|The Use of Discussion Forums in Asynchronous Behavior Analysis Masters Courses|
|ALLISON ROSE BICKELMAN (Autism Behavior Intervention; Endicott College), Mary Jane Weiss (Endicott College), Tara A. Fahmie (California State University, Northridge)|
|Abstract: Asynchronous online education is increasingly popular, including in the field of behavior analysis. It is imperative that any modality of education use current evidence-based teaching methods to ensure that student learning outcomes are strong. Many online courses use discussion forums as part of the course requirements. Previous research on discussion forums is mixed in terms of effectiveness and both student and instructor preference. Three studies were conducted in asynchronous behavior analysis Masters courses to examine student outcomes with and without access to forums, with and without instructor involvement on forums, and with various point contingencies for posting on forums. Overall results indicate that forums do not have direct, critical impact on student quiz scores and course outcomes; however, social validity measures demonstrate variability in preference for the use of the forums.|
Comparing Grading Criteria for Readiness Assessment Tests: Accuracy versus Credit/No Credit
|LEAH ROSENFELD (California State University Sacramento ), Megan R. Heinicke (California State University, Sacramento), Shelby Bryeans (California State University, Sacramento)|
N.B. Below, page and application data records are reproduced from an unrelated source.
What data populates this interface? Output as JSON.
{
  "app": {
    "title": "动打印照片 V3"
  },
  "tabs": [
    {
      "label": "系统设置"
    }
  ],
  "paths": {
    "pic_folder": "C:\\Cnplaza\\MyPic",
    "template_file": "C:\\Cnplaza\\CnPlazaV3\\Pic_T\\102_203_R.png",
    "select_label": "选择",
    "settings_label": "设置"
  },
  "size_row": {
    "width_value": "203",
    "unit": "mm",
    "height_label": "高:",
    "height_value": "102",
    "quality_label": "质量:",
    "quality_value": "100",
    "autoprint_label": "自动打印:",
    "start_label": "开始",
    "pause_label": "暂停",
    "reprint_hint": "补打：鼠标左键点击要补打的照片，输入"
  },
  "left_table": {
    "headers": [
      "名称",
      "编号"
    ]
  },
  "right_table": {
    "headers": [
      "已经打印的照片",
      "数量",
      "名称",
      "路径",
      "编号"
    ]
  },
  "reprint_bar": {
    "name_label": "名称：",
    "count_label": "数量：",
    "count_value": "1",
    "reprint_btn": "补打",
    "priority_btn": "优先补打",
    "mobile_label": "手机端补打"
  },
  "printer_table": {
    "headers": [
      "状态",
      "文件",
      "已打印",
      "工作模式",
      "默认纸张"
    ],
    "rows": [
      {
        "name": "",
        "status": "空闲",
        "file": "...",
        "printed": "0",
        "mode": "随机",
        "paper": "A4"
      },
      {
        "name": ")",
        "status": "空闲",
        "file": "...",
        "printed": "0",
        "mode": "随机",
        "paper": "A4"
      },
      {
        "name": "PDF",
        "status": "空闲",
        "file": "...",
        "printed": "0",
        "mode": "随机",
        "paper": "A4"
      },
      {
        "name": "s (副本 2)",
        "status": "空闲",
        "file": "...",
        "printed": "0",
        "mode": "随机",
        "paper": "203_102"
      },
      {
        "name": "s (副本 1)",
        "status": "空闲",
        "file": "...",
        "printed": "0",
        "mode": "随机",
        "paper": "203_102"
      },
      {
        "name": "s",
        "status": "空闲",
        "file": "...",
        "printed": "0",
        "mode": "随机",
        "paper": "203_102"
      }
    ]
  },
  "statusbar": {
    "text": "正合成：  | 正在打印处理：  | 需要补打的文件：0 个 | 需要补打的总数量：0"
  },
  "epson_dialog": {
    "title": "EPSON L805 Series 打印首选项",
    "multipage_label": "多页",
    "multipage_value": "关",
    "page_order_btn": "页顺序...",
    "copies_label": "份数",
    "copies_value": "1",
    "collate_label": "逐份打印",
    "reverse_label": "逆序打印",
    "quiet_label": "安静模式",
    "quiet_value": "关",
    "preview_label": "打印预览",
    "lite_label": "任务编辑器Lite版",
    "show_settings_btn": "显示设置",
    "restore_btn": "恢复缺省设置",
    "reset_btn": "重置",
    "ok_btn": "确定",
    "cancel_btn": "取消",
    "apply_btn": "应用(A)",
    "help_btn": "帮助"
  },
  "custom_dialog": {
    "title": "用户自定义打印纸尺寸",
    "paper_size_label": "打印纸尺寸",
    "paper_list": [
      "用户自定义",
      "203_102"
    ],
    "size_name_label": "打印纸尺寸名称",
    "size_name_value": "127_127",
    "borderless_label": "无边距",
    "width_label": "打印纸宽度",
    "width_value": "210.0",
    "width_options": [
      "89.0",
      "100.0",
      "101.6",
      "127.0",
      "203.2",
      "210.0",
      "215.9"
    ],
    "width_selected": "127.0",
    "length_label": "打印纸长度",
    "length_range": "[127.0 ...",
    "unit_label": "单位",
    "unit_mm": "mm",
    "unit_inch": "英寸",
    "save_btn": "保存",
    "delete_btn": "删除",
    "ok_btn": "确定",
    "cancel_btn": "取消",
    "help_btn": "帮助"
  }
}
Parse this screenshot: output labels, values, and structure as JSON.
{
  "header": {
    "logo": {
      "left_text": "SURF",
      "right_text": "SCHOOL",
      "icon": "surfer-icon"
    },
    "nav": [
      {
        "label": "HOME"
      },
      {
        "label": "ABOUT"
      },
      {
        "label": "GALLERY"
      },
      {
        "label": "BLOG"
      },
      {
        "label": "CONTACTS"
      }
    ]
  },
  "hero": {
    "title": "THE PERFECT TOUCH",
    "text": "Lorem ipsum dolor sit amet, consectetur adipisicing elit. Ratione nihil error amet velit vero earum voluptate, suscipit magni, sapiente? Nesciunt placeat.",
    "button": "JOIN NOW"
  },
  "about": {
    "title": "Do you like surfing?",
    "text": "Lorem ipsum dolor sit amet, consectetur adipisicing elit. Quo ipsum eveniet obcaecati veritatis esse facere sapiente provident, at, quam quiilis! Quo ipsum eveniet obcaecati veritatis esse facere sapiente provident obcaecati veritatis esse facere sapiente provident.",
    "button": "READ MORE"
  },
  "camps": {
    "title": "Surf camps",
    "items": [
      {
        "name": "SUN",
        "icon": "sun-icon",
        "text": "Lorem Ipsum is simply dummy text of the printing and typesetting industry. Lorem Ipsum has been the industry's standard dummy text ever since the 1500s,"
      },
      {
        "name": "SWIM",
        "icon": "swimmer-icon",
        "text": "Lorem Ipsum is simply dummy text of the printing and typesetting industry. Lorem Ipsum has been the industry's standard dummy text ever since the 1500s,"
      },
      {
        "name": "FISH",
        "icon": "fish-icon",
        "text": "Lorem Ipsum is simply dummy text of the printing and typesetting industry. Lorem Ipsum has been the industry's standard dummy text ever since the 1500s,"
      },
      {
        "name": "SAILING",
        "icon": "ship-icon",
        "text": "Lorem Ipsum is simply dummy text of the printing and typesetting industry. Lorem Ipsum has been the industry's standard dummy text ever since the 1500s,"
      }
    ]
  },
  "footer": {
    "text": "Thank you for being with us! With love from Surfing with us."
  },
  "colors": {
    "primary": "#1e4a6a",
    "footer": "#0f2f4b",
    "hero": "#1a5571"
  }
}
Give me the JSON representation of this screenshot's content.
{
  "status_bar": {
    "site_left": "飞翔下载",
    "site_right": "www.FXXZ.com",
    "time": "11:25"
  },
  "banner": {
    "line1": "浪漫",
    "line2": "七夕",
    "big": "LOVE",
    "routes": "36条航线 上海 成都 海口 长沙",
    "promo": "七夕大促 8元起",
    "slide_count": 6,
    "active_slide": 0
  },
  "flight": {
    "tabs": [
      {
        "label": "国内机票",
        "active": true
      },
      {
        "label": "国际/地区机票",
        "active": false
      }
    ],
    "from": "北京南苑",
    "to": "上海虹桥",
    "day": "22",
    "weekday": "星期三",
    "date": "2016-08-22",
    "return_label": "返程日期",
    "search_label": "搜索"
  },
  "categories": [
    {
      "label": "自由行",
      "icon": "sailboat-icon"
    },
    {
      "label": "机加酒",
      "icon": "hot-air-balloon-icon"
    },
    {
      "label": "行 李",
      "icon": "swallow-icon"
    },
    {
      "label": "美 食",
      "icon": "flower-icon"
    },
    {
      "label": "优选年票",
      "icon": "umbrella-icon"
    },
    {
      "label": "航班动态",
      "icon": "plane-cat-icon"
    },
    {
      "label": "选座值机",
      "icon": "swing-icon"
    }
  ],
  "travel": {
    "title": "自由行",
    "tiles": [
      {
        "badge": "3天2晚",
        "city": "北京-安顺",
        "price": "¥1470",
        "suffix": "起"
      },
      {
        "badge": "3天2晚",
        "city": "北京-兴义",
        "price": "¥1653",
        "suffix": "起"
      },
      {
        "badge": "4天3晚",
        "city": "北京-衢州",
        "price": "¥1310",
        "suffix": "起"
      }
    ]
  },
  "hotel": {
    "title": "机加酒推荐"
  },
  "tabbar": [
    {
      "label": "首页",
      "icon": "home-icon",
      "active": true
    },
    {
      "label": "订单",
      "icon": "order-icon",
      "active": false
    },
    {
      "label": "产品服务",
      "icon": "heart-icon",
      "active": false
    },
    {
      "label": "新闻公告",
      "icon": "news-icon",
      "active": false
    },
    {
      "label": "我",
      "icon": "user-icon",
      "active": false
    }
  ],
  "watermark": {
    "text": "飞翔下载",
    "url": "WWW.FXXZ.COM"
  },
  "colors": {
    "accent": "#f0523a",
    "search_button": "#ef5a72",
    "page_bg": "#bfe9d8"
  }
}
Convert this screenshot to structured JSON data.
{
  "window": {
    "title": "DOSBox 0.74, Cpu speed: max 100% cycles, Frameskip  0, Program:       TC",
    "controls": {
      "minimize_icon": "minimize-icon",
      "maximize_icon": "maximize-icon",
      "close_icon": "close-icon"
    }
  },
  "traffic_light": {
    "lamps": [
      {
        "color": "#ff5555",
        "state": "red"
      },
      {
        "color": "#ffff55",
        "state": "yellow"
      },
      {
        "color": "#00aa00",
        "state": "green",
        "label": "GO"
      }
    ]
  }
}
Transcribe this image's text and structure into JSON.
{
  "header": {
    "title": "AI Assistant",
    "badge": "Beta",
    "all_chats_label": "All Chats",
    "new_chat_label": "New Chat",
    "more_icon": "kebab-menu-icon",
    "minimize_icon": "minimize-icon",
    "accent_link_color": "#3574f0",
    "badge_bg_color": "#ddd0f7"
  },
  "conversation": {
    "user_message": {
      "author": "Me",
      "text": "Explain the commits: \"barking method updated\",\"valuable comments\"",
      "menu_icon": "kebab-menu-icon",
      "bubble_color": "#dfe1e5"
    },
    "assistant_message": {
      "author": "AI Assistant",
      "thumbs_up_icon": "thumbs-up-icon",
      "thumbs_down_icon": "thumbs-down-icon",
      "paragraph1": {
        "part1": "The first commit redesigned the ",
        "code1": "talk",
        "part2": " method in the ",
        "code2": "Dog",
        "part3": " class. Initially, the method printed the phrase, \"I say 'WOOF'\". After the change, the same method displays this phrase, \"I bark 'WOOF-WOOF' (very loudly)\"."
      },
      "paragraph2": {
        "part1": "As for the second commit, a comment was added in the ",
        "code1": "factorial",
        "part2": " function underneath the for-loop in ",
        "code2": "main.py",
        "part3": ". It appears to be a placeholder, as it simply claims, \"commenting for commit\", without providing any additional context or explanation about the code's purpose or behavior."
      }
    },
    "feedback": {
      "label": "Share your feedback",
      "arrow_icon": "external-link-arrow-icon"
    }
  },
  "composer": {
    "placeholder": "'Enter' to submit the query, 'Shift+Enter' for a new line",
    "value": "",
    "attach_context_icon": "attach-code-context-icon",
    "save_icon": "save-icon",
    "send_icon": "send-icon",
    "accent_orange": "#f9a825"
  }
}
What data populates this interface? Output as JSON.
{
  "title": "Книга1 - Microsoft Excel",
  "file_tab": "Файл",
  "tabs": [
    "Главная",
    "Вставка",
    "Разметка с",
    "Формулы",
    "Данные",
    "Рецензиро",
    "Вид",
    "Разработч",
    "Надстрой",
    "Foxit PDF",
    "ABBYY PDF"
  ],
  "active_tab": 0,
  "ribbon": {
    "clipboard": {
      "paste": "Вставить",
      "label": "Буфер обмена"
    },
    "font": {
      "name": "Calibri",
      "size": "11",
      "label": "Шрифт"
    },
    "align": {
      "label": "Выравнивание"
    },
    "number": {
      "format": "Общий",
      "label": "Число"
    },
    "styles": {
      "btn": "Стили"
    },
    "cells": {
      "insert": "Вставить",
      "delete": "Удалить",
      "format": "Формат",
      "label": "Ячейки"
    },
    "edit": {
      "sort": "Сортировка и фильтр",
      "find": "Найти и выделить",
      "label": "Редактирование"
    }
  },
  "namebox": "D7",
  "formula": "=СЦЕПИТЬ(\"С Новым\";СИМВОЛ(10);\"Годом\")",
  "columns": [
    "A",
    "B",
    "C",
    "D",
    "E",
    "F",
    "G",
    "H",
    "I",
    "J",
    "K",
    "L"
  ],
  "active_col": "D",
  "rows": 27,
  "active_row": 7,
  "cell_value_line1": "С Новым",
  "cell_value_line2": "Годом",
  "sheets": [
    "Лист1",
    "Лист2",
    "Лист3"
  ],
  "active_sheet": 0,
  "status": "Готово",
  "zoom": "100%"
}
Pre-lecture reading quizzes, or Readiness Assessment Tests (RATs), improve college students’ exam performance; however, implementing RATs requires instructor resources. This study compared accuracy versus credit/no credit grading criteria on exam scores, participation, and attendance in an upper-level college course using a nonequivalent control group design. Students in the credit/no credit group spent less time on RATs and performed poorer on both RATs and unit exams across the semester compared with students who were required to respond accurately on RATs. We did not find significant differences between groups on attendance or participation measures. More students in the credit/no credit group reported liking RATs and recommended other instructors use them, whereas more students in the accuracy group had a preference for RATs over in-class quizzes. Although grading for completion rather than accuracy may be less intensive for instructors, our findings suggest this choice may decrease the benefits of RATs for students.